Discovering tech trends in vertical farming
Vertical farming is both a sub-industry of Agriculture & Farming and a category of its own in Valuer’s Explore Technologies feature, which includes the most innovative, cutting-edge up-and-comers. For this one, let’s focus on the vertical farming tech trends that we found in the report’s deep dive:
- Aeroponics - This is a system where a plant’s roots aren’t in water like hydro or aquaponics but are dangling. The roots are sprayed with water and nutrients and often set up as vertical farms.
- AI - AI is a consistently relevant field in the present and future of agriculture. AI in vertical farming comes in the form of sensors that send data to farmers and automate processes.
- High-efficiency LEDs - These are another step in boosting the sustainability of these systems.
If you want to discover more about a particular technology like vertical farming, you can request a custom deep dive prepared by our research team that will include detailed descriptions, applications, maturity, market predictions, and sustainability. These are all actionable insights, as they’ll help you make a well-informed decision about the next step in your journey.
How we found vertical farming startups using the Explore Technologies feature
Once you have selected a technology like vertical farming from the results page, you have the option to view companies and organizations that use it. These are some of our results:
The results combine different aspects of the industry and technology, ranging from vertical farming equipment shops to consumer products provided through vertical farming.
You can also fine-tune the results here with the use of filters. For instance, we specified the location as the UK and that the inception date should be in the range of 2012-2021. Some of the results included:
Just as you can order a deep dive report on this - or any listed - technology on our platform, you can also request a custom deep dive on a particular company that’s popped up in your results. This feature is especially useful for R&D teams that are trying to weigh in on the specifics when they narrow down their search for future investment opportunities.
Let the soil rest and invest in sustainable innovation
In the end, what we need are systems of food production that will be able to handle a growing population and let the soil rest. The spread of traditional agriculture has a high cost. Conventionally managed topsoil has resulted in the decimation of microbial life which is crucial to the survival of the earth and life on it.

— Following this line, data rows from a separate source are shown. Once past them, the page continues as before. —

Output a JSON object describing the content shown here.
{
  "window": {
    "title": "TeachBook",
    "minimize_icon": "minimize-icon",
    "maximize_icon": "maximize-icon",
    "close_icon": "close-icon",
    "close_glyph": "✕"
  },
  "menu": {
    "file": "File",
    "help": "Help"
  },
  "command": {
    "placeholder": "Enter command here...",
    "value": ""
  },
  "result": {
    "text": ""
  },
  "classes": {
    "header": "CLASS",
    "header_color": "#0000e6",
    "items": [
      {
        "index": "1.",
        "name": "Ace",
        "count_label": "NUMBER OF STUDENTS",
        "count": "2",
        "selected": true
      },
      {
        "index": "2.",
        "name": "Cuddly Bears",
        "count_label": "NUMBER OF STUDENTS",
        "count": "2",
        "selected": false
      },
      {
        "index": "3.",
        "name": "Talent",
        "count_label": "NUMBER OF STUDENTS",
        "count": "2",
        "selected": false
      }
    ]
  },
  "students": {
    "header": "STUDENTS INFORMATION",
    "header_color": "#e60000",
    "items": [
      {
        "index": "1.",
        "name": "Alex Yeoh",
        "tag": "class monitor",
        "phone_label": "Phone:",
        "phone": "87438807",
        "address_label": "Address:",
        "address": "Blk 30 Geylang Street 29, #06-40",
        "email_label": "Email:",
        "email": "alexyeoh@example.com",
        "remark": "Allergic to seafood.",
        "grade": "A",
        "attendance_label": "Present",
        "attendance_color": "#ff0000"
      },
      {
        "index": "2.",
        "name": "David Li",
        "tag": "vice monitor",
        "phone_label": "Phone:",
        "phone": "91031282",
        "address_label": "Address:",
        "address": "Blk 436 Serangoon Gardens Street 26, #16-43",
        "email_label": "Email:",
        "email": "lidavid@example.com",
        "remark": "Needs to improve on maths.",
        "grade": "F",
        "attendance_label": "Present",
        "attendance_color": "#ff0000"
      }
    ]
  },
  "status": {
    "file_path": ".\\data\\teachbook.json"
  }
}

Our platform can help you find innovative technologies and startups that will be a part of a better future. The versatile features allow you to find hot tech trends in aquaponics, hydroponics, vertical farming, regenerative agriculture, and lots of other categories. The data-driven engine will allow you to leave with actionable data and deep insights into the technology, startups, and shifting currents in various industries.